- Create sponsored content that is true to you. As much as it’s out there that you’re working with the brand on sponsored content, you don’t want to collaboration to come out of left field. This means, sticking to brands and products within your niche that you’d actually incorporate into your real life. Don’t capture things or moments that you wouldn’t actually experience and this includes avoiding working with brands that you wouldn’t purchase or use.
- Keep it looking natural. The one thing we can’t stand is when Influencer share content that is unrealistic or just not relating to the product or tone. Promoting a sunscreen? Try an image with sunglasses, outside with sandals be in a picture of you or a flatlay. Working with a food company, would you stage the image in the bathroom or kitchen? See the trend here? Keep whatever props and scenes you choose to use for your content on theme with the products or brands you’re creating for!
- Keep any testimonials or reviews you include in your caption honest but not pitchy. You want to ensure that your followers understand what the brand and products are without sounding like you’re pitching on QVC. The best format we like to stick to is: initial thoughts + 1-2 facts on the brand or product + question or call to action. You’d look at including any discount codes you may have at the end of your question or call to action to finish it off.

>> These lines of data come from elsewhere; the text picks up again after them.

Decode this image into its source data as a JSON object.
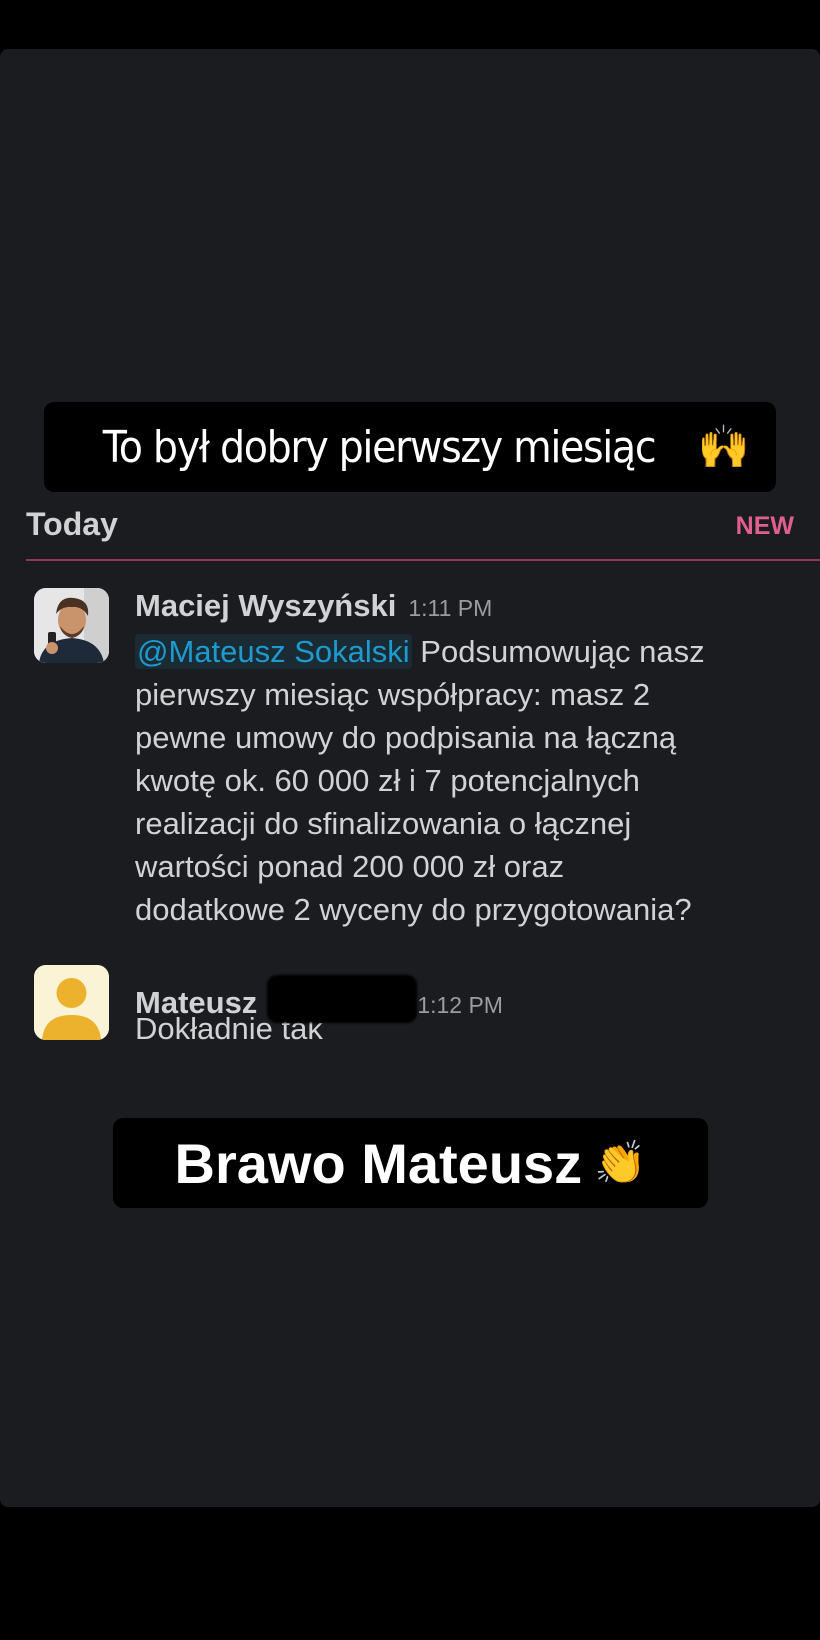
{
  "captions": {
    "top": "To był dobry pierwszy miesiąc",
    "top_emoji": "🙌",
    "bottom": "Brawo Mateusz",
    "bottom_emoji": "👏"
  },
  "divider": {
    "today_label": "Today",
    "new_label": "NEW"
  },
  "messages": [
    {
      "sender": "Maciej Wyszyński",
      "time": "1:11 PM",
      "mention": "@Mateusz Sokalski",
      "text": " Podsumowując nasz\npierwszy miesiąc współpracy: masz 2\npewne umowy do podpisania na łączną\nkwotę ok. 60 000 zł i 7 potencjalnych\nrealizacji do sfinalizowania o łącznej\nwartości ponad  200 000 zł oraz\ndodatkowe 2 wyceny do przygotowania?",
      "avatar": "profile-photo"
    },
    {
      "sender": "Mateusz",
      "time": "1:12 PM",
      "text": "Dokładnie tak",
      "avatar": "default-user-icon"
    }
  ],
  "colors": {
    "background": "#1b1c1f",
    "text": "#d1d2d3",
    "mention": "#1d9bd1",
    "new_badge": "#e0608d",
    "divider": "#8a3a54"
  }
}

We know that these sponsored content tips seem a bit overwhelming and hard to follow but as you work with brands and build your own brand and tone sharing these collaborations with your audience will come more naturally and effortlessly to you in no time! You’ll notice as you work on the overall tone of your collaborations more people will be intrigued and more importantly, more brands will want to work with you. Looking for more ways to help your content stand out? The Wolf Global blog is your spot for all things Instagram!